(Stored records)
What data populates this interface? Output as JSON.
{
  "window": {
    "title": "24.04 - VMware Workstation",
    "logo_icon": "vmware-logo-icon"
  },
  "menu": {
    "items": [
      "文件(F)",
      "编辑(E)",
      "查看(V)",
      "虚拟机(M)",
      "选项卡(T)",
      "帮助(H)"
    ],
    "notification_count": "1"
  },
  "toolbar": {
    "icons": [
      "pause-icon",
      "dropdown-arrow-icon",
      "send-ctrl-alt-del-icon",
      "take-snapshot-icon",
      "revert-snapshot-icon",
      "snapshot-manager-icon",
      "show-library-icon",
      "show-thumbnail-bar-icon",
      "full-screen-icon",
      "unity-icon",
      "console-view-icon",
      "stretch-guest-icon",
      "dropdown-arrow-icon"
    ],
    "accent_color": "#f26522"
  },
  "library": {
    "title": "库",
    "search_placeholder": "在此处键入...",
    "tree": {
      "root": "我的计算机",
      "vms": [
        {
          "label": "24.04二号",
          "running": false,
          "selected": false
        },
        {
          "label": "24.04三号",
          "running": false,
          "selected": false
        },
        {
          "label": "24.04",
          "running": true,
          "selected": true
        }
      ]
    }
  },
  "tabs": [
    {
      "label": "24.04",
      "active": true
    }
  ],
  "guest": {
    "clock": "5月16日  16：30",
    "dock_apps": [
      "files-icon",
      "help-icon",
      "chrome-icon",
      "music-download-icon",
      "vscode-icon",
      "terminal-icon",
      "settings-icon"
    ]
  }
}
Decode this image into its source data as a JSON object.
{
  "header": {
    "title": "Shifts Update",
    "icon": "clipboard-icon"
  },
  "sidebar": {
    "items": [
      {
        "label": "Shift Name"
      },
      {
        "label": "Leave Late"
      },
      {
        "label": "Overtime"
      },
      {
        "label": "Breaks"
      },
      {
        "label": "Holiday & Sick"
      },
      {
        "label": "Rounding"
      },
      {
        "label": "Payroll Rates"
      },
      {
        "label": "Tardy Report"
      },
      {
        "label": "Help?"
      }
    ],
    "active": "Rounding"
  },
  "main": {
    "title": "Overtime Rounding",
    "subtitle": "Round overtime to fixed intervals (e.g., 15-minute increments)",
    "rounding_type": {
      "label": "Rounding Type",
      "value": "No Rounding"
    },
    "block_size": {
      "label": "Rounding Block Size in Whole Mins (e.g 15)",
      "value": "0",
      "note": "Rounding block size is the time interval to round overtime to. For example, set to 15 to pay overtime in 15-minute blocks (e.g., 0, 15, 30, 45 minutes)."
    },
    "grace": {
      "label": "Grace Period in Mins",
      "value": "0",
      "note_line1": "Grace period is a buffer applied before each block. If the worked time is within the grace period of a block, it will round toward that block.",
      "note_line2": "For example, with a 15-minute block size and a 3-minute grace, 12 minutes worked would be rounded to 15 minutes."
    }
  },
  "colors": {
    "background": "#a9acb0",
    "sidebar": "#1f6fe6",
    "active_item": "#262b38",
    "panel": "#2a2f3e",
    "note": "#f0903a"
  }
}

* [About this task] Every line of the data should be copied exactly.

* [Answer to the exercise]
What data populates this interface? Output as JSON.
{
  "window": {
    "title": "24.04 - VMware Workstation",
    "logo_icon": "vmware-logo-icon"
  },
  "menu": {
    "items": [
      "文件(F)",
      "编辑(E)",
      "查看(V)",
      "虚拟机(M)",
      "选项卡(T)",
      "帮助(H)"
    ],
    "notification_count": "1"
  },
  "toolbar": {
    "icons": [
      "pause-icon",
      "dropdown-arrow-icon",
      "send-ctrl-alt-del-icon",
      "take-snapshot-icon",
      "revert-snapshot-icon",
      "snapshot-manager-icon",
      "show-library-icon",
      "show-thumbnail-bar-icon",
      "full-screen-icon",
      "unity-icon",
      "console-view-icon",
      "stretch-guest-icon",
      "dropdown-arrow-icon"
    ],
    "accent_color": "#f26522"
  },
  "library": {
    "title": "库",
    "search_placeholder": "在此处键入...",
    "tree": {
      "root": "我的计算机",
      "vms": [
        {
          "label": "24.04二号",
          "running": false,
          "selected": false
        },
        {
          "label": "24.04三号",
          "running": false,
          "selected": false
        },
        {
          "label": "24.04",
          "running": true,
          "selected": true
        }
      ]
    }
  },
  "tabs": [
    {
      "label": "24.04",
      "active": true
    }
  ],
  "guest": {
    "clock": "5月16日  16：30",
    "dock_apps": [
      "files-icon",
      "help-icon",
      "chrome-icon",
      "music-download-icon",
      "vscode-icon",
      "terminal-icon",
      "settings-icon"
    ]
  }
}
Decode this image into its source data as a JSON object.
{
  "header": {
    "title": "Shifts Update",
    "icon": "clipboard-icon"
  },
  "sidebar": {
    "items": [
      {
        "label": "Shift Name"
      },
      {
        "label": "Leave Late"
      },
      {
        "label": "Overtime"
      },
      {
        "label": "Breaks"
      },
      {
        "label": "Holiday & Sick"
      },
      {
        "label": "Rounding"
      },
      {
        "label": "Payroll Rates"
      },
      {
        "label": "Tardy Report"
      },
      {
        "label": "Help?"
      }
    ],
    "active": "Rounding"
  },
  "main": {
    "title": "Overtime Rounding",
    "subtitle": "Round overtime to fixed intervals (e.g., 15-minute increments)",
    "rounding_type": {
      "label": "Rounding Type",
      "value": "No Rounding"
    },
    "block_size": {
      "label": "Rounding Block Size in Whole Mins (e.g 15)",
      "value": "0",
      "note": "Rounding block size is the time interval to round overtime to. For example, set to 15 to pay overtime in 15-minute blocks (e.g., 0, 15, 30, 45 minutes)."
    },
    "grace": {
      "label": "Grace Period in Mins",
      "value": "0",
      "note_line1": "Grace period is a buffer applied before each block. If the worked time is within the grace period of a block, it will round toward that block.",
      "note_line2": "For example, with a 15-minute block size and a 3-minute grace, 12 minutes worked would be rounded to 15 minutes."
    }
  },
  "colors": {
    "background": "#a9acb0",
    "sidebar": "#1f6fe6",
    "active_item": "#262b38",
    "panel": "#2a2f3e",
    "note": "#f0903a"
  }
}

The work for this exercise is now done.